9. Nycteris (4:25)
A percussive electronic loop plays underneath some cool string writing. The opening title music appears once again in a different variation, building to a string version of the two note chord motif and JNH's soft string/piano theme is heard once again.
10. Molossus (4:49)
By far the coolest track on this disc; the action starts and never quits. An aggressive electronic pulse is looped underneath striking brass notes as the strings go crazy with a forceful rhythm. Batman's main theme is heroically played by the brass and the two note brass chord also makes a comeback. The music is constantly building and driving full force. Also throughout the track, the Black Rain action motif provides an extra jolt of adrenaline as Batman fights his way through ninjas and glides through the night sky to catch an elevated transit train. Great stuff! Have fun with it!
11. Corynorhinus (5:04)
JNH's wonderful string material is heard once again after a gentle solo piano opens the cue. This piece reflects the troubled fate of Bruce's relationship with love interest Rachel Dawes (Katie Holmes). Bruce reminisces about his father and the calm piano melody heard in "Eptesicus" plays along the images of Bruce's memories. The opening theme returns as Batman meets Lt. Gordon (Gary Oldman) on top of police head quarters, after being summoned by the bat-signal for the first time (yay!), where Gordon explains that strange "theatrical" villains are starting to emerge as a result of Batman's victory.
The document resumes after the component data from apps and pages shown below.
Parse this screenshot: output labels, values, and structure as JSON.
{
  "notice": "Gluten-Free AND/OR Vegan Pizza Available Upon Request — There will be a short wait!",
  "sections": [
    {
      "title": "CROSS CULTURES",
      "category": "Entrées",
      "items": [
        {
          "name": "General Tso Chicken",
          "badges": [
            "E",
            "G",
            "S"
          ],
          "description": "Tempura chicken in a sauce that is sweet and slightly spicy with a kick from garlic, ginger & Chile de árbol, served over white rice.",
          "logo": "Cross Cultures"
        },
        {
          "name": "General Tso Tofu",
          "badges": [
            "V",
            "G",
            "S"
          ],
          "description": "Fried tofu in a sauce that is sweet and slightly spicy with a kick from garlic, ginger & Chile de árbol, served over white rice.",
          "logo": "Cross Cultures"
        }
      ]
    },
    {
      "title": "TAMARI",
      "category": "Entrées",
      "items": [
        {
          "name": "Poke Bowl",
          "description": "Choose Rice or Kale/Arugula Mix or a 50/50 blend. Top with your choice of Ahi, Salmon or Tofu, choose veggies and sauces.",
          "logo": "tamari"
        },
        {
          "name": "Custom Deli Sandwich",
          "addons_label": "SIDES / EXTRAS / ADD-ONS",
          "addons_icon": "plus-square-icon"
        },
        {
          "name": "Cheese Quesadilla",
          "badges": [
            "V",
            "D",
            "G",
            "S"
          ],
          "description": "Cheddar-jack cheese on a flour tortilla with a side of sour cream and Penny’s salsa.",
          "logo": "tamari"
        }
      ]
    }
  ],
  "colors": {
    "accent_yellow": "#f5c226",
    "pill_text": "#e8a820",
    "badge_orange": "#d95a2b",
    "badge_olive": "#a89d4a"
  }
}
Strings and brass build to a heroic crescendo as Batman makes an iconic exit.
12. Lasiurus (7:27)
The majority of this track is tonal and atmospheric featuring most of Zimmer's string work. The strings constantly build until they reach an emotional catharsis, once again akin to "Journey to the Line." After the catharsis culminates, a rousing vibrato of strings begins from silence to a loud climax. This inspiring music accompanies the iconic image of Batman standing atop a skyscraper watching over Gotham- the city he has sworn to protect against evil. The disc concludes as the flapping of bat-wings fade out.
I'm aware that not everyone is going to like the musical approach for this film. There most likely will be uproar in the fanboy community because their beloved Danny Elfman theme is no more. I must admit, Elfman's theme for me is the definitive Batman theme, but Elfman's sensibilities are completely inappropriate for this film. Hans Zimmer and James Newton Howard did a marvelous job on this picture. As a fan of Batman, I'd like to express my gratitude to the composers, and the other craftsmen involved on this project for finally creating the definitive Batman film.
Special thanks to Brenda Falitz at Warner Bros., and Kristen Chin at Chasen & Co. for their help with this article.